This article might be more meaningful to product leaders working in organizations that have implemented a structured process of innovation (NPD) in some format – like a Stage/Gate or a process that captures ideas from employees and channels them through a structured process for evaluation/monitoring.
What is fuzzy front-end?
Per PDMA, it is the messy “getting started” period of product development that precedes the more formal product development process. It consists of three tasks: strategic planning, concept generation, and, especially, pre-technical evaluation. Activities are often chaotic, unpredictable, and unstructured. In comparison, the subsequent new product development process is typically structured, predictable, and formal, with prescribed sets of activities, questions to be answered, and decisions to be made.
Typically, in most of the organizations, a fuzzy front-end stage is characterized by opportunity identification, idea generation and evaluation. And, a cross-functional team of experts that form an NPD group spend hours to review the assorted list of the submitted ideas and shortlist a few that seem to have potential for commercialization. This manual effort could be automated using a simple AI based solution – IF there exists a good amount of data on ideas that were captured and reviewed earlier.

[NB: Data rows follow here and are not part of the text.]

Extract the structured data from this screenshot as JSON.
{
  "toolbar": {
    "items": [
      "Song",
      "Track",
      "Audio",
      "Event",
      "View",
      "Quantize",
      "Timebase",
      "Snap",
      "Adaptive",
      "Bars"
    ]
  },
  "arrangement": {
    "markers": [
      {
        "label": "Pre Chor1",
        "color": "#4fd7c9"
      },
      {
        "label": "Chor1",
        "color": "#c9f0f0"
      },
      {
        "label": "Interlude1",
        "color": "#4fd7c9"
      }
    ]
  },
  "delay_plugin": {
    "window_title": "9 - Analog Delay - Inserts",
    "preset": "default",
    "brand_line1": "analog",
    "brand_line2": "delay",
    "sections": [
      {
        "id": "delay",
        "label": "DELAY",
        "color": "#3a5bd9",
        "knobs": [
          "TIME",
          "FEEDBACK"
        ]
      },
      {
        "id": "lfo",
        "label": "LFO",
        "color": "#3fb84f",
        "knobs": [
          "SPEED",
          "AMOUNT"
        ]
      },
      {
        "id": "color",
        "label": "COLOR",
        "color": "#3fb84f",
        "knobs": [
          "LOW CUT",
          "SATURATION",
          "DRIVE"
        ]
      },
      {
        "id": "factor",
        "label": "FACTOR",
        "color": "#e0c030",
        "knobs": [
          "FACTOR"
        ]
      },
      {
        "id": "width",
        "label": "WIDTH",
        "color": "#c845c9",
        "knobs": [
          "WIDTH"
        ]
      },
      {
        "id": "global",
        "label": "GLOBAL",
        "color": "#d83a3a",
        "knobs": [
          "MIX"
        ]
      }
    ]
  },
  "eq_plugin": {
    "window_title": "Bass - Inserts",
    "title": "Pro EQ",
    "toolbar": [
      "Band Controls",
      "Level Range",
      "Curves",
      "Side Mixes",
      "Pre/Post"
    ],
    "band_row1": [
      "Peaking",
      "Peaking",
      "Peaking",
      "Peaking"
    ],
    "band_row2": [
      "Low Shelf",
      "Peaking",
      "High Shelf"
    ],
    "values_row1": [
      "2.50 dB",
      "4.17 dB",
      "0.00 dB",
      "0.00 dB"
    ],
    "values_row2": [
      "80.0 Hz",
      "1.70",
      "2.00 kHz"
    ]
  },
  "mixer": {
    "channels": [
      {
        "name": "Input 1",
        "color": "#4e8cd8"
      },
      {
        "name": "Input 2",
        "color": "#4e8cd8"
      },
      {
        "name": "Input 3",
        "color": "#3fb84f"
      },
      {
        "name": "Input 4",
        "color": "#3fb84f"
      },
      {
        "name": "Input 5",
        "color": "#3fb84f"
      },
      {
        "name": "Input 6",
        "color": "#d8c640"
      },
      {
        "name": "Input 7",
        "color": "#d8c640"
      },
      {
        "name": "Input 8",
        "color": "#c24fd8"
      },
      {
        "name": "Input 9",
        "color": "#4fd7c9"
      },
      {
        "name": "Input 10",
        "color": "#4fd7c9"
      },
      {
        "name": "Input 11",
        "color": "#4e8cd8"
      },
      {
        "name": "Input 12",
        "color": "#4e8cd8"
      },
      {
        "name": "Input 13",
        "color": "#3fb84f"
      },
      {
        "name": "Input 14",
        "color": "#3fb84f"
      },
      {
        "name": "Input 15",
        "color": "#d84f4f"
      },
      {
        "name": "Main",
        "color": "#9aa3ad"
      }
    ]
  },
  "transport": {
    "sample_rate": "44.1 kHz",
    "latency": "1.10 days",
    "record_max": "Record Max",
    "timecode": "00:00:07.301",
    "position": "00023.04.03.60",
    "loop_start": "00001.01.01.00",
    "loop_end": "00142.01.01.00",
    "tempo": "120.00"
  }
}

How AI can be used in the fuzzy front-end stage?
AI needs large amounts of data to train and deploy a machine learning model that could identify patterns and generate predictions. But, given the likelihood of limited amounts of data captured by organizations as part of their innovation or New Product Development process (including the fuzzy front-end stage), does it make sense to use AI? If it does, how can it be used?
Or, putting the question the other way – Can we build a machine learning model that finds patterns or similarities in the ideas that are being generated in 100s, if not 1000s, every year from employees in organizations? And, also predict the success rate of commercializing these ideas?
The above question could be addressed with an easy to implement AI based solution – using a kNN classifier that requires manual annotation (Supervised Learning).
If the organization currently has implemented an ideas portal that nets the ideas from employees across the business divisions and departments, and say, has several fields that an ideating employee has to fill-up to submit and later for evaluation, then, it is possible to build a kNN classifier and integrate it into the portal.
First and foremost, the data that was captured till date and going to be captured in the future, needs to be cleaned-up and organized into a standard format that will be used for our classification.
For e.g., take a simple screen in the ideas portal that captures Employee ID, Department, Division, Idea, How the idea was conceived, Source of the idea, Summary and/or Description of the idea, Rough sketch of the idea, Projected benefits, Potential competitors, Product Features etc..
To the above input fields in the screen, add a new column, say, Profitability index, which will be used as a measurement metric and is the projected output of our classifier.
Profitability index itself could be arrived from several metrics like customer acceptance, profit goals, performance or competitive advantage etc.., each one of which is used for measuring success based on the organization’s NPD/ Innovation strategy.
For the existing data that was captured till date, update this output field with values based on the previous reviews done by the cross-functional team of experts from respective domains. This data will be used for training the kNN classifier.
Wherever possible, the input fields should be organized by mapping them to closed questions and providing them as a set of options (like value labels that are used to capture data for Statistical analysis in tools like SPSS).
For the open questions like “How the idea was conceived” or “Description of the idea” etc.., manual annotation is required that grades them into a single categorical variable based on the expert’s evaluation of the idea.
The manual annotation could also be automated using topics modeling that groups the free text into “topics” and later assigns words in the text to these topics with certain probabilities using LDT or K-means clustering or similar algorithms. And these topics themselves could be mapped to categorical variables.
The existing dataset should be mapped to these manual annotations. This is a one-time effort for existing dataset.
Once, the dataset is organized in a standard format, it could be used to train a kNN classifier.
After verifying the performance of the classifier, it could be integrated into the portal.
Any new idea submitted will have it’s output (Profitability index) automatically calculated and displayed in the screen to the ideator.
The real challenge in building and integrating a kNN classifier will be in: a) organizing existing data, b) mapping annotations (manual or automated) to categorical variables, and c) availability of reasonable amount of existing data for training.